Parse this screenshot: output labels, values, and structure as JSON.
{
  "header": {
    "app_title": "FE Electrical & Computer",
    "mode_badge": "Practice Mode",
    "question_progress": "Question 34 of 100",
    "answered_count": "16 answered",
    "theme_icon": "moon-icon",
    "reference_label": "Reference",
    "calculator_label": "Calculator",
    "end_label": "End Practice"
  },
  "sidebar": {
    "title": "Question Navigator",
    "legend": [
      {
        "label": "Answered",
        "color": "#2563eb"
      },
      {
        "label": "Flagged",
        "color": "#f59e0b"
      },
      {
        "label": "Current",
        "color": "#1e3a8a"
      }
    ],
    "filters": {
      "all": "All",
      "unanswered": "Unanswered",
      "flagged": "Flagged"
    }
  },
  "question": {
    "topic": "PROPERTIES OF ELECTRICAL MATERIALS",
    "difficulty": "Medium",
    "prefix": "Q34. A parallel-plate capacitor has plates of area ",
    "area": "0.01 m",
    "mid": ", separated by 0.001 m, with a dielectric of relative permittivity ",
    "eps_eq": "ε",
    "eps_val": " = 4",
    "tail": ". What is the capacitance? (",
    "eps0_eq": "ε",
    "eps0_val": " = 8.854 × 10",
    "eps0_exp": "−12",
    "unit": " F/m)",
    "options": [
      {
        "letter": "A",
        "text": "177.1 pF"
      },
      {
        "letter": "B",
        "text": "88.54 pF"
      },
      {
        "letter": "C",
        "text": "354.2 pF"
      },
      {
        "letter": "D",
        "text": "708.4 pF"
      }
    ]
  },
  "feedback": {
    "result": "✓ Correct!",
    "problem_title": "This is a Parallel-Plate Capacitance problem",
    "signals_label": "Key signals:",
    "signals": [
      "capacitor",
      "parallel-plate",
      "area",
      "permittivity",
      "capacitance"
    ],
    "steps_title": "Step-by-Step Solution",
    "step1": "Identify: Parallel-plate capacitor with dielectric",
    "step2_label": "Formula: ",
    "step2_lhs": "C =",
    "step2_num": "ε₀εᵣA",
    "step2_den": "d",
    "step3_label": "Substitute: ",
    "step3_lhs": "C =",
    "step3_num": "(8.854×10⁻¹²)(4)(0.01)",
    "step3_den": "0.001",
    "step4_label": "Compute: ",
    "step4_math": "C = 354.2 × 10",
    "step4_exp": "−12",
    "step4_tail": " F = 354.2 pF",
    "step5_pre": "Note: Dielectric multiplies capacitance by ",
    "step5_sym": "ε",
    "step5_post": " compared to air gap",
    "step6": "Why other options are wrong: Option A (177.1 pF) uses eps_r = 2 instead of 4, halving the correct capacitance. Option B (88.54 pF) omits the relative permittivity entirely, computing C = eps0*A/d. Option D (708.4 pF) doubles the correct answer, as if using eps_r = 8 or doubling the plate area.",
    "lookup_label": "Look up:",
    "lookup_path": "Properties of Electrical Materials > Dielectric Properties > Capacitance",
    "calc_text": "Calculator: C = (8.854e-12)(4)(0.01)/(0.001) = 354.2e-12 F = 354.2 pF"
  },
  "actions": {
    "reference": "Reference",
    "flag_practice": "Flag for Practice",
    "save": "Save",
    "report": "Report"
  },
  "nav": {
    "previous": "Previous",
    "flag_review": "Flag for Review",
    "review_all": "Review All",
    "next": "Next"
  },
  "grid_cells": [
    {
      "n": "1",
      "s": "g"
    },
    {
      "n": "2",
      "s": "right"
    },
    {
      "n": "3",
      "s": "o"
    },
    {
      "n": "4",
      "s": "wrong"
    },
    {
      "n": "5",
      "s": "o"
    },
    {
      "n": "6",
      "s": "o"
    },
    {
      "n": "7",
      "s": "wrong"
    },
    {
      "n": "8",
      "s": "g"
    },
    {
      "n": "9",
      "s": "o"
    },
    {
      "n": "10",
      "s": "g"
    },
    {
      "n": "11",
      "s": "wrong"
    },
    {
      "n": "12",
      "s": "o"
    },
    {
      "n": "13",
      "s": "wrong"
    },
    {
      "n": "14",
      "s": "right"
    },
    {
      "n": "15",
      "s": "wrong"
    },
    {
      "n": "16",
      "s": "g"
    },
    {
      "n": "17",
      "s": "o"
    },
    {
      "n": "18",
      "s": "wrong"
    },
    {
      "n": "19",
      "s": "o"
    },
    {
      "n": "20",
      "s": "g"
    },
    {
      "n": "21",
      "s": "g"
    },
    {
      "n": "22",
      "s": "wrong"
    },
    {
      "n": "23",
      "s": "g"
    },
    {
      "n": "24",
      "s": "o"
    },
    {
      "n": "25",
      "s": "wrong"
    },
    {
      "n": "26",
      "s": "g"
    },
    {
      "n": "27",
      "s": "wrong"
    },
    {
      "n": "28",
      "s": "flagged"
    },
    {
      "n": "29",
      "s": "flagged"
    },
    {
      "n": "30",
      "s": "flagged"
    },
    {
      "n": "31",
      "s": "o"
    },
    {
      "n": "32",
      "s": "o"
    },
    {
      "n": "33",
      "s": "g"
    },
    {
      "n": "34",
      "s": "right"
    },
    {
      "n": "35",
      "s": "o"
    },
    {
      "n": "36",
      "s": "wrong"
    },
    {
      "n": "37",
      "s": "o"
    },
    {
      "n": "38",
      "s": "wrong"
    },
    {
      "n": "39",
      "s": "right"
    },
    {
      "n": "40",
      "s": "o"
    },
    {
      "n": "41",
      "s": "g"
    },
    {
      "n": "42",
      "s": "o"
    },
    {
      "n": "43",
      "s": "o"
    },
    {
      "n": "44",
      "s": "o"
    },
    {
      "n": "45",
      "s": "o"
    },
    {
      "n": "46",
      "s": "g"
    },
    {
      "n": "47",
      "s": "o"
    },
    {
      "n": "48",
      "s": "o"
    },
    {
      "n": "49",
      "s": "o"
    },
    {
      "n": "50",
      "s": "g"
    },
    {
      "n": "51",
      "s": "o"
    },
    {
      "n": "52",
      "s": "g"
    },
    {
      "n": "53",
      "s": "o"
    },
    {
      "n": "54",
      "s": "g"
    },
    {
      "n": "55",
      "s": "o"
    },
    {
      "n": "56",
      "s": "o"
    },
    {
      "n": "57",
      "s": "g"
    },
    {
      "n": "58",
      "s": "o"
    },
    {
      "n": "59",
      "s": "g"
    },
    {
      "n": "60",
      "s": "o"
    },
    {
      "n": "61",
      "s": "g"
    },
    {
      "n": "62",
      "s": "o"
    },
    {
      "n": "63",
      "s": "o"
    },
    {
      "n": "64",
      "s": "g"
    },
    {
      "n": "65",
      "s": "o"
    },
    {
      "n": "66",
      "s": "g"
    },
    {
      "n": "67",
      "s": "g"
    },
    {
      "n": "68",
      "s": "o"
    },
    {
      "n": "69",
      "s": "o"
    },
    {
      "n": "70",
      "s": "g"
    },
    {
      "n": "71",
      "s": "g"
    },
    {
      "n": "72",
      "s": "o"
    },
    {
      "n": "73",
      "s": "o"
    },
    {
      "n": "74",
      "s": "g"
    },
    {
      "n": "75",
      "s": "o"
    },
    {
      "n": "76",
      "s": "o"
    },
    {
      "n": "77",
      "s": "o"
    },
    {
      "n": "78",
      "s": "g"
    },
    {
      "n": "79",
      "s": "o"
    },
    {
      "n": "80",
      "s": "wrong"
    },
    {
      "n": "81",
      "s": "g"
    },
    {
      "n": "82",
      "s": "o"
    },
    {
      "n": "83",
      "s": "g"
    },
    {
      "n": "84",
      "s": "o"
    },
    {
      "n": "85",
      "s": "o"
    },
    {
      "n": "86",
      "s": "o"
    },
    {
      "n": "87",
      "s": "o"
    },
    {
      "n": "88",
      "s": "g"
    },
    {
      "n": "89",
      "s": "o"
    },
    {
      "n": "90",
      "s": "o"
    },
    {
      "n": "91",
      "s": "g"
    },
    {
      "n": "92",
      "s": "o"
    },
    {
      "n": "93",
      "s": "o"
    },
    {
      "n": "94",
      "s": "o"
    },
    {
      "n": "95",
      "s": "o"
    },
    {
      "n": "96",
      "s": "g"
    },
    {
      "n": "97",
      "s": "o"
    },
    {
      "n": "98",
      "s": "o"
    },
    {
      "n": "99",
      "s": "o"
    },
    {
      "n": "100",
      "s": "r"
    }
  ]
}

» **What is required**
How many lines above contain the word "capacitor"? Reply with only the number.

» **Exercise response**
3